● What this task involves: Please retype every entry, keeping each one exactly as written.
*** Data records ***
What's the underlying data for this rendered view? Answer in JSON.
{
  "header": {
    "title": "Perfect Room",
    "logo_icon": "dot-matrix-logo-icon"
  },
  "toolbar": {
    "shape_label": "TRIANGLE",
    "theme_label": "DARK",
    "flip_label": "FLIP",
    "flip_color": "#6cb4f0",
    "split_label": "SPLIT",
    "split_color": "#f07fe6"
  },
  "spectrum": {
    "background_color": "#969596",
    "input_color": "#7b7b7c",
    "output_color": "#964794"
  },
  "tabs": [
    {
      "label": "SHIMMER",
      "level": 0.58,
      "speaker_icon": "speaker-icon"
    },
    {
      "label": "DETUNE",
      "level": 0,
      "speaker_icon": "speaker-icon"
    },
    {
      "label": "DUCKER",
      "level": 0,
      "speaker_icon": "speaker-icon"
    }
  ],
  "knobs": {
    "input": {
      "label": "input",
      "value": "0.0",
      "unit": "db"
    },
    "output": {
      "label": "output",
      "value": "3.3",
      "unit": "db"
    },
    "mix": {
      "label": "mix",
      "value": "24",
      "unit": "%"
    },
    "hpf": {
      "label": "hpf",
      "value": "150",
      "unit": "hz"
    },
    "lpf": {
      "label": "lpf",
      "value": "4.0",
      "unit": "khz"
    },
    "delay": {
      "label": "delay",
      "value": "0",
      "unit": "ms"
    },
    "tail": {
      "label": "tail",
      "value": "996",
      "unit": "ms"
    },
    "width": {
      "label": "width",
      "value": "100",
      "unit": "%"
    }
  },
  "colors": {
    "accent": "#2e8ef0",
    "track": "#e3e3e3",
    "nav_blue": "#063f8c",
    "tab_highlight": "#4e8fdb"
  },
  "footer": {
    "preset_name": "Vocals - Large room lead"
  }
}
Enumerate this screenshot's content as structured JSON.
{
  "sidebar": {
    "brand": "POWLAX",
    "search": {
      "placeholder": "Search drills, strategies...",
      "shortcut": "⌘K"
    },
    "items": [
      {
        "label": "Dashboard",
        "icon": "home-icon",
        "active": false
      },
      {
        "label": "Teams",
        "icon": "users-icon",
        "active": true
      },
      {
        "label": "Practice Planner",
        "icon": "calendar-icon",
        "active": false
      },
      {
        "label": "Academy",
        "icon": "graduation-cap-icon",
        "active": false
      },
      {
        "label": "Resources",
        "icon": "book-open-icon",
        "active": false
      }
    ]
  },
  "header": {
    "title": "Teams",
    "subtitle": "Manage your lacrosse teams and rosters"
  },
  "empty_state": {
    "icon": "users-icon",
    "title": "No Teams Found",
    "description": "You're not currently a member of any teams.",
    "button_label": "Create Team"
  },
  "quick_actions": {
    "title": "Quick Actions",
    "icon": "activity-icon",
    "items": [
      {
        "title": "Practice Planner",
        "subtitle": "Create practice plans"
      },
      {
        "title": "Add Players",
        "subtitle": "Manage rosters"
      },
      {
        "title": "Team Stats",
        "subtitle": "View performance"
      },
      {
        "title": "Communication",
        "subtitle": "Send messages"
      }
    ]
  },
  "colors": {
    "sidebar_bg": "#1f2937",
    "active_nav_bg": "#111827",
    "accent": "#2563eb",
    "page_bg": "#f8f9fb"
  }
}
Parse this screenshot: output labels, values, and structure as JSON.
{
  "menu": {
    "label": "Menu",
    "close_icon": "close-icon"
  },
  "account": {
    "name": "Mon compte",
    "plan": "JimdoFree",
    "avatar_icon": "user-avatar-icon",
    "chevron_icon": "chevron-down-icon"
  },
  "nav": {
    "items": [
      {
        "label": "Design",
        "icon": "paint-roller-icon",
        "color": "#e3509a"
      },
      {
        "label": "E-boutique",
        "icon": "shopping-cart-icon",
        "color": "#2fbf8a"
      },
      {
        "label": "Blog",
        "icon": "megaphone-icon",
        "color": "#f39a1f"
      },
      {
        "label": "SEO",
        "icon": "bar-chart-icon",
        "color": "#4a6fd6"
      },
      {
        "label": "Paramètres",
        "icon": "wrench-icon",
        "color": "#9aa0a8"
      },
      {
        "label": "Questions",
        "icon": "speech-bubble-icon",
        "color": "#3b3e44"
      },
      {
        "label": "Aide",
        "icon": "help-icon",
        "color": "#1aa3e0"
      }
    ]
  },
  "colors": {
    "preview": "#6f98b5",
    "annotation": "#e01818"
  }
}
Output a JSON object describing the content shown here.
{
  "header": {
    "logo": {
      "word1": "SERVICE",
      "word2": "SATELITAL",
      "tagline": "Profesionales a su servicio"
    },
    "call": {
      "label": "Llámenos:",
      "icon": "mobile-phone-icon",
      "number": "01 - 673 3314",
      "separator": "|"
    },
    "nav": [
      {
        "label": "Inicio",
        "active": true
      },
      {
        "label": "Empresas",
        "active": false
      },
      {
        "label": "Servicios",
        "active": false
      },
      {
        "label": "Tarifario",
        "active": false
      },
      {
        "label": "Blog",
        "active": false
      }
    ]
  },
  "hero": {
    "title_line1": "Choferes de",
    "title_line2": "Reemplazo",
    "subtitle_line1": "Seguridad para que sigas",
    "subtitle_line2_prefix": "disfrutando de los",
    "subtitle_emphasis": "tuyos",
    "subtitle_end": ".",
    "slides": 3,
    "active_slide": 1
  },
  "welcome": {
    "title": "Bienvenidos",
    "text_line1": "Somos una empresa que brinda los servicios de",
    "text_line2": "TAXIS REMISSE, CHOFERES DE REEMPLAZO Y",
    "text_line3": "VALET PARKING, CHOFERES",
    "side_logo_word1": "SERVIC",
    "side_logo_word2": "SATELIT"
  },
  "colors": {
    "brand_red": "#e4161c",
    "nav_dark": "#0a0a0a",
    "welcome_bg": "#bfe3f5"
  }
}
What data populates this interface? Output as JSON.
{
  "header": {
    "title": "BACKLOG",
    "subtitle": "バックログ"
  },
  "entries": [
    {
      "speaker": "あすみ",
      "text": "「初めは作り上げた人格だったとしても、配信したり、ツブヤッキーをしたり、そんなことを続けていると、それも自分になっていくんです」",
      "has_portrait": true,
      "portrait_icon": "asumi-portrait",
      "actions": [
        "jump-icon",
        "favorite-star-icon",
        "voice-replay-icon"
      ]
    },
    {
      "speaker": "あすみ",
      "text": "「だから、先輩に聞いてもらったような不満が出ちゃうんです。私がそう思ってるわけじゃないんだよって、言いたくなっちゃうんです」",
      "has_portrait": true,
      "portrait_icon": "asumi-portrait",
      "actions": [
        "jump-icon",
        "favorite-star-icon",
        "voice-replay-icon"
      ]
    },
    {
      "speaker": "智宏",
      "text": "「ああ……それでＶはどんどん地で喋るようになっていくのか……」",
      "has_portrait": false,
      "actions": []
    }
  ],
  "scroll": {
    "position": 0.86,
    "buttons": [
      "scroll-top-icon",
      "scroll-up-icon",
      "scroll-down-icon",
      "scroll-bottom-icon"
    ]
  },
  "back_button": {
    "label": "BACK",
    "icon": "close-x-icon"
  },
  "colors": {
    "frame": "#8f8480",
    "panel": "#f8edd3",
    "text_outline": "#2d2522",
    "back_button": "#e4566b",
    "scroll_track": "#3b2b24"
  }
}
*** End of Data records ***
● Written reply:
What's the underlying data for this rendered view? Answer in JSON.
{
  "header": {
    "title": "Perfect Room",
    "logo_icon": "dot-matrix-logo-icon"
  },
  "toolbar": {
    "shape_label": "TRIANGLE",
    "theme_label": "DARK",
    "flip_label": "FLIP",
    "flip_color": "#6cb4f0",
    "split_label": "SPLIT",
    "split_color": "#f07fe6"
  },
  "spectrum": {
    "background_color": "#969596",
    "input_color": "#7b7b7c",
    "output_color": "#964794"
  },
  "tabs": [
    {
      "label": "SHIMMER",
      "level": 0.58,
      "speaker_icon": "speaker-icon"
    },
    {
      "label": "DETUNE",
      "level": 0,
      "speaker_icon": "speaker-icon"
    },
    {
      "label": "DUCKER",
      "level": 0,
      "speaker_icon": "speaker-icon"
    }
  ],
  "knobs": {
    "input": {
      "label": "input",
      "value": "0.0",
      "unit": "db"
    },
    "output": {
      "label": "output",
      "value": "3.3",
      "unit": "db"
    },
    "mix": {
      "label": "mix",
      "value": "24",
      "unit": "%"
    },
    "hpf": {
      "label": "hpf",
      "value": "150",
      "unit": "hz"
    },
    "lpf": {
      "label": "lpf",
      "value": "4.0",
      "unit": "khz"
    },
    "delay": {
      "label": "delay",
      "value": "0",
      "unit": "ms"
    },
    "tail": {
      "label": "tail",
      "value": "996",
      "unit": "ms"
    },
    "width": {
      "label": "width",
      "value": "100",
      "unit": "%"
    }
  },
  "colors": {
    "accent": "#2e8ef0",
    "track": "#e3e3e3",
    "nav_blue": "#063f8c",
    "tab_highlight": "#4e8fdb"
  },
  "footer": {
    "preset_name": "Vocals - Large room lead"
  }
}
Enumerate this screenshot's content as structured JSON.
{
  "sidebar": {
    "brand": "POWLAX",
    "search": {
      "placeholder": "Search drills, strategies...",
      "shortcut": "⌘K"
    },
    "items": [
      {
        "label": "Dashboard",
        "icon": "home-icon",
        "active": false
      },
      {
        "label": "Teams",
        "icon": "users-icon",
        "active": true
      },
      {
        "label": "Practice Planner",
        "icon": "calendar-icon",
        "active": false
      },
      {
        "label": "Academy",
        "icon": "graduation-cap-icon",
        "active": false
      },
      {
        "label": "Resources",
        "icon": "book-open-icon",
        "active": false
      }
    ]
  },
  "header": {
    "title": "Teams",
    "subtitle": "Manage your lacrosse teams and rosters"
  },
  "empty_state": {
    "icon": "users-icon",
    "title": "No Teams Found",
    "description": "You're not currently a member of any teams.",
    "button_label": "Create Team"
  },
  "quick_actions": {
    "title": "Quick Actions",
    "icon": "activity-icon",
    "items": [
      {
        "title": "Practice Planner",
        "subtitle": "Create practice plans"
      },
      {
        "title": "Add Players",
        "subtitle": "Manage rosters"
      },
      {
        "title": "Team Stats",
        "subtitle": "View performance"
      },
      {
        "title": "Communication",
        "subtitle": "Send messages"
      }
    ]
  },
  "colors": {
    "sidebar_bg": "#1f2937",
    "active_nav_bg": "#111827",
    "accent": "#2563eb",
    "page_bg": "#f8f9fb"
  }
}
Parse this screenshot: output labels, values, and structure as JSON.
{
  "menu": {
    "label": "Menu",
    "close_icon": "close-icon"
  },
  "account": {
    "name": "Mon compte",
    "plan": "JimdoFree",
    "avatar_icon": "user-avatar-icon",
    "chevron_icon": "chevron-down-icon"
  },
  "nav": {
    "items": [
      {
        "label": "Design",
        "icon": "paint-roller-icon",
        "color": "#e3509a"
      },
      {
        "label": "E-boutique",
        "icon": "shopping-cart-icon",
        "color": "#2fbf8a"
      },
      {
        "label": "Blog",
        "icon": "megaphone-icon",
        "color": "#f39a1f"
      },
      {
        "label": "SEO",
        "icon": "bar-chart-icon",
        "color": "#4a6fd6"
      },
      {
        "label": "Paramètres",
        "icon": "wrench-icon",
        "color": "#9aa0a8"
      },
      {
        "label": "Questions",
        "icon": "speech-bubble-icon",
        "color": "#3b3e44"
      },
      {
        "label": "Aide",
        "icon": "help-icon",
        "color": "#1aa3e0"
      }
    ]
  },
  "colors": {
    "preview": "#6f98b5",
    "annotation": "#e01818"
  }
}
Output a JSON object describing the content shown here.
{
  "header": {
    "logo": {
      "word1": "SERVICE",
      "word2": "SATELITAL",
      "tagline": "Profesionales a su servicio"
    },
    "call": {
      "label": "Llámenos:",
      "icon": "mobile-phone-icon",
      "number": "01 - 673 3314",
      "separator": "|"
    },
    "nav": [
      {
        "label": "Inicio",
        "active": true
      },
      {
        "label": "Empresas",
        "active": false
      },
      {
        "label": "Servicios",
        "active": false
      },
      {
        "label": "Tarifario",
        "active": false
      },
      {
        "label": "Blog",
        "active": false
      }
    ]
  },
  "hero": {
    "title_line1": "Choferes de",
    "title_line2": "Reemplazo",
    "subtitle_line1": "Seguridad para que sigas",
    "subtitle_line2_prefix": "disfrutando de los",
    "subtitle_emphasis": "tuyos",
    "subtitle_end": ".",
    "slides": 3,
    "active_slide": 1
  },
  "welcome": {
    "title": "Bienvenidos",
    "text_line1": "Somos una empresa que brinda los servicios de",
    "text_line2": "TAXIS REMISSE, CHOFERES DE REEMPLAZO Y",
    "text_line3": "VALET PARKING, CHOFERES",
    "side_logo_word1": "SERVIC",
    "side_logo_word2": "SATELIT"
  },
  "colors": {
    "brand_red": "#e4161c",
    "nav_dark": "#0a0a0a",
    "welcome_bg": "#bfe3f5"
  }
}
What data populates this interface? Output as JSON.
{
  "header": {
    "title": "BACKLOG",
    "subtitle": "バックログ"
  },
  "entries": [
    {
      "speaker": "あすみ",
      "text": "「初めは作り上げた人格だったとしても、配信したり、ツブヤッキーをしたり、そんなことを続けていると、それも自分になっていくんです」",
      "has_portrait": true,
      "portrait_icon": "asumi-portrait",
      "actions": [
        "jump-icon",
        "favorite-star-icon",
        "voice-replay-icon"
      ]
    },
    {
      "speaker": "あすみ",
      "text": "「だから、先輩に聞いてもらったような不満が出ちゃうんです。私がそう思ってるわけじゃないんだよって、言いたくなっちゃうんです」",
      "has_portrait": true,
      "portrait_icon": "asumi-portrait",
      "actions": [
        "jump-icon",
        "favorite-star-icon",
        "voice-replay-icon"
      ]
    },
    {
      "speaker": "智宏",
      "text": "「ああ……それでＶはどんどん地で喋るようになっていくのか……」",
      "has_portrait": false,
      "actions": []
    }
  ],
  "scroll": {
    "position": 0.86,
    "buttons": [
      "scroll-top-icon",
      "scroll-up-icon",
      "scroll-down-icon",
      "scroll-bottom-icon"
    ]
  },
  "back_button": {
    "label": "BACK",
    "icon": "close-x-icon"
  },
  "colors": {
    "frame": "#8f8480",
    "panel": "#f8edd3",
    "text_outline": "#2d2522",
    "back_button": "#e4566b",
    "scroll_track": "#3b2b24"
  }
}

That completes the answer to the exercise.